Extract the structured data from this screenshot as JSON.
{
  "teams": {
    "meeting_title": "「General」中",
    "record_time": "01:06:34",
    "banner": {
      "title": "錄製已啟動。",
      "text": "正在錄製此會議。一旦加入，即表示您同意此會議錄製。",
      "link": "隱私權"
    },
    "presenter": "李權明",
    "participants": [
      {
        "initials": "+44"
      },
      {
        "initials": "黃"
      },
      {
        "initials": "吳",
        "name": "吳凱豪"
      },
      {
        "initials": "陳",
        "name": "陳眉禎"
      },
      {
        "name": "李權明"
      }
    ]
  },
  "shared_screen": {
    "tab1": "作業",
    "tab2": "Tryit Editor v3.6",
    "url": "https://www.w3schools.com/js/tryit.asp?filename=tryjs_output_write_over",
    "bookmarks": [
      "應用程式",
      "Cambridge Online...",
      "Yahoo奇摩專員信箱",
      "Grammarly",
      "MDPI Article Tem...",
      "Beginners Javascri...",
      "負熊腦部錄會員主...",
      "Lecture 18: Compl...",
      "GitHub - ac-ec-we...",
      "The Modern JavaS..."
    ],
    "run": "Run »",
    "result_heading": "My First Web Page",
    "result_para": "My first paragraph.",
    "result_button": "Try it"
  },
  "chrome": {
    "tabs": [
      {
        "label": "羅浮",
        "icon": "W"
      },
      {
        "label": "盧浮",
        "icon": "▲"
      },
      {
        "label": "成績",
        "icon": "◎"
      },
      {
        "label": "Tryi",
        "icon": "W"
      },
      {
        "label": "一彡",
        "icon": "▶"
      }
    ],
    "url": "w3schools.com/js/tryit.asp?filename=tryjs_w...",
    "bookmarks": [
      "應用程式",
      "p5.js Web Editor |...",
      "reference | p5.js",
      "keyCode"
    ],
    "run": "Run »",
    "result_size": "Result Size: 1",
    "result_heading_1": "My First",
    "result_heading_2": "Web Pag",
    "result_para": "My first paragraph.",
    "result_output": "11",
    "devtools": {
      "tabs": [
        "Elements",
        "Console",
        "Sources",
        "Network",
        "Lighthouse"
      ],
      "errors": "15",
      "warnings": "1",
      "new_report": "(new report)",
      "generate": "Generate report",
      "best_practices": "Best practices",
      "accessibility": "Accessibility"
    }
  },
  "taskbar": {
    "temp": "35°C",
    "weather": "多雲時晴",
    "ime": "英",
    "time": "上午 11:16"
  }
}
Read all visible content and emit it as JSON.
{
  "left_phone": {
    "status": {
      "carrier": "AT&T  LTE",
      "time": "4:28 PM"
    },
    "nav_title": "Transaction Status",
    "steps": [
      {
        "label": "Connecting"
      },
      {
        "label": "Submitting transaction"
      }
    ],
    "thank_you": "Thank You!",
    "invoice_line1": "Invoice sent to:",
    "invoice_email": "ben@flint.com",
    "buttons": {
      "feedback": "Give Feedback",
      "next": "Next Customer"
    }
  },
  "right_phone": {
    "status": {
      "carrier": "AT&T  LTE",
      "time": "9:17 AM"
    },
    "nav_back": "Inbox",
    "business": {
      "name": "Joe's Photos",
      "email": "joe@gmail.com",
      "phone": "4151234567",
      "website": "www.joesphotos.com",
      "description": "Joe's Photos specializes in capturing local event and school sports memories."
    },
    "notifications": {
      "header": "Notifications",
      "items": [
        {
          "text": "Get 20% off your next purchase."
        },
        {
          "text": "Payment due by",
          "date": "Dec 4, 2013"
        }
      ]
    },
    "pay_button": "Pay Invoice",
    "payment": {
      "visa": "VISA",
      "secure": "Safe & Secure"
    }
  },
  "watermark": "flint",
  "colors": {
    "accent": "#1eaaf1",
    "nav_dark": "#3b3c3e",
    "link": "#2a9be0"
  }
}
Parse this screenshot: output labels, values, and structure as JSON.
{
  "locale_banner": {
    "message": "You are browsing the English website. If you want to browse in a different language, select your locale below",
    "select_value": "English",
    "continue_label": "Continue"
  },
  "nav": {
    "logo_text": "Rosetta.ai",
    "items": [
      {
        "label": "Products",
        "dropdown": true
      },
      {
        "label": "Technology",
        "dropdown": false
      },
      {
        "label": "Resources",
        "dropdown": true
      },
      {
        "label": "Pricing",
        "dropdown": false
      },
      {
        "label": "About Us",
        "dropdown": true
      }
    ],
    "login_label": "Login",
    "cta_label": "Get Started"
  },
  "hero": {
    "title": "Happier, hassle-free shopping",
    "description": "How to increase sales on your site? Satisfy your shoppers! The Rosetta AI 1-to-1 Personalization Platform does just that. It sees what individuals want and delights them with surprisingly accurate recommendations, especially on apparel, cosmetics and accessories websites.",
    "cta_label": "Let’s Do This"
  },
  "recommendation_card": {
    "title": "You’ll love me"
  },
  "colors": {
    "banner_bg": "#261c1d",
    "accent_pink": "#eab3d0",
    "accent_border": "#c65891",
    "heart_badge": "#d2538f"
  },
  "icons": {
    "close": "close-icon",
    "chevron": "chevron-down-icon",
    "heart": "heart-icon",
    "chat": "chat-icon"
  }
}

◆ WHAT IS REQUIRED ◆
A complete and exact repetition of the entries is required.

◆ ANSWER TO THIS TASK ◆
Extract the structured data from this screenshot as JSON.
{
  "teams": {
    "meeting_title": "「General」中",
    "record_time": "01:06:34",
    "banner": {
      "title": "錄製已啟動。",
      "text": "正在錄製此會議。一旦加入，即表示您同意此會議錄製。",
      "link": "隱私權"
    },
    "presenter": "李權明",
    "participants": [
      {
        "initials": "+44"
      },
      {
        "initials": "黃"
      },
      {
        "initials": "吳",
        "name": "吳凱豪"
      },
      {
        "initials": "陳",
        "name": "陳眉禎"
      },
      {
        "name": "李權明"
      }
    ]
  },
  "shared_screen": {
    "tab1": "作業",
    "tab2": "Tryit Editor v3.6",
    "url": "https://www.w3schools.com/js/tryit.asp?filename=tryjs_output_write_over",
    "bookmarks": [
      "應用程式",
      "Cambridge Online...",
      "Yahoo奇摩專員信箱",
      "Grammarly",
      "MDPI Article Tem...",
      "Beginners Javascri...",
      "負熊腦部錄會員主...",
      "Lecture 18: Compl...",
      "GitHub - ac-ec-we...",
      "The Modern JavaS..."
    ],
    "run": "Run »",
    "result_heading": "My First Web Page",
    "result_para": "My first paragraph.",
    "result_button": "Try it"
  },
  "chrome": {
    "tabs": [
      {
        "label": "羅浮",
        "icon": "W"
      },
      {
        "label": "盧浮",
        "icon": "▲"
      },
      {
        "label": "成績",
        "icon": "◎"
      },
      {
        "label": "Tryi",
        "icon": "W"
      },
      {
        "label": "一彡",
        "icon": "▶"
      }
    ],
    "url": "w3schools.com/js/tryit.asp?filename=tryjs_w...",
    "bookmarks": [
      "應用程式",
      "p5.js Web Editor |...",
      "reference | p5.js",
      "keyCode"
    ],
    "run": "Run »",
    "result_size": "Result Size: 1",
    "result_heading_1": "My First",
    "result_heading_2": "Web Pag",
    "result_para": "My first paragraph.",
    "result_output": "11",
    "devtools": {
      "tabs": [
        "Elements",
        "Console",
        "Sources",
        "Network",
        "Lighthouse"
      ],
      "errors": "15",
      "warnings": "1",
      "new_report": "(new report)",
      "generate": "Generate report",
      "best_practices": "Best practices",
      "accessibility": "Accessibility"
    }
  },
  "taskbar": {
    "temp": "35°C",
    "weather": "多雲時晴",
    "ime": "英",
    "time": "上午 11:16"
  }
}
Read all visible content and emit it as JSON.
{
  "left_phone": {
    "status": {
      "carrier": "AT&T  LTE",
      "time": "4:28 PM"
    },
    "nav_title": "Transaction Status",
    "steps": [
      {
        "label": "Connecting"
      },
      {
        "label": "Submitting transaction"
      }
    ],
    "thank_you": "Thank You!",
    "invoice_line1": "Invoice sent to:",
    "invoice_email": "ben@flint.com",
    "buttons": {
      "feedback": "Give Feedback",
      "next": "Next Customer"
    }
  },
  "right_phone": {
    "status": {
      "carrier": "AT&T  LTE",
      "time": "9:17 AM"
    },
    "nav_back": "Inbox",
    "business": {
      "name": "Joe's Photos",
      "email": "joe@gmail.com",
      "phone": "4151234567",
      "website": "www.joesphotos.com",
      "description": "Joe's Photos specializes in capturing local event and school sports memories."
    },
    "notifications": {
      "header": "Notifications",
      "items": [
        {
          "text": "Get 20% off your next purchase."
        },
        {
          "text": "Payment due by",
          "date": "Dec 4, 2013"
        }
      ]
    },
    "pay_button": "Pay Invoice",
    "payment": {
      "visa": "VISA",
      "secure": "Safe & Secure"
    }
  },
  "watermark": "flint",
  "colors": {
    "accent": "#1eaaf1",
    "nav_dark": "#3b3c3e",
    "link": "#2a9be0"
  }
}
Parse this screenshot: output labels, values, and structure as JSON.
{
  "locale_banner": {
    "message": "You are browsing the English website. If you want to browse in a different language, select your locale below",
    "select_value": "English",
    "continue_label": "Continue"
  },
  "nav": {
    "logo_text": "Rosetta.ai",
    "items": [
      {
        "label": "Products",
        "dropdown": true
      },
      {
        "label": "Technology",
        "dropdown": false
      },
      {
        "label": "Resources",
        "dropdown": true
      },
      {
        "label": "Pricing",
        "dropdown": false
      },
      {
        "label": "About Us",
        "dropdown": true
      }
    ],
    "login_label": "Login",
    "cta_label": "Get Started"
  },
  "hero": {
    "title": "Happier, hassle-free shopping",
    "description": "How to increase sales on your site? Satisfy your shoppers! The Rosetta AI 1-to-1 Personalization Platform does just that. It sees what individuals want and delights them with surprisingly accurate recommendations, especially on apparel, cosmetics and accessories websites.",
    "cta_label": "Let’s Do This"
  },
  "recommendation_card": {
    "title": "You’ll love me"
  },
  "colors": {
    "banner_bg": "#261c1d",
    "accent_pink": "#eab3d0",
    "accent_border": "#c65891",
    "heart_badge": "#d2538f"
  },
  "icons": {
    "close": "close-icon",
    "chevron": "chevron-down-icon",
    "heart": "heart-icon",
    "chat": "chat-icon"
  }
}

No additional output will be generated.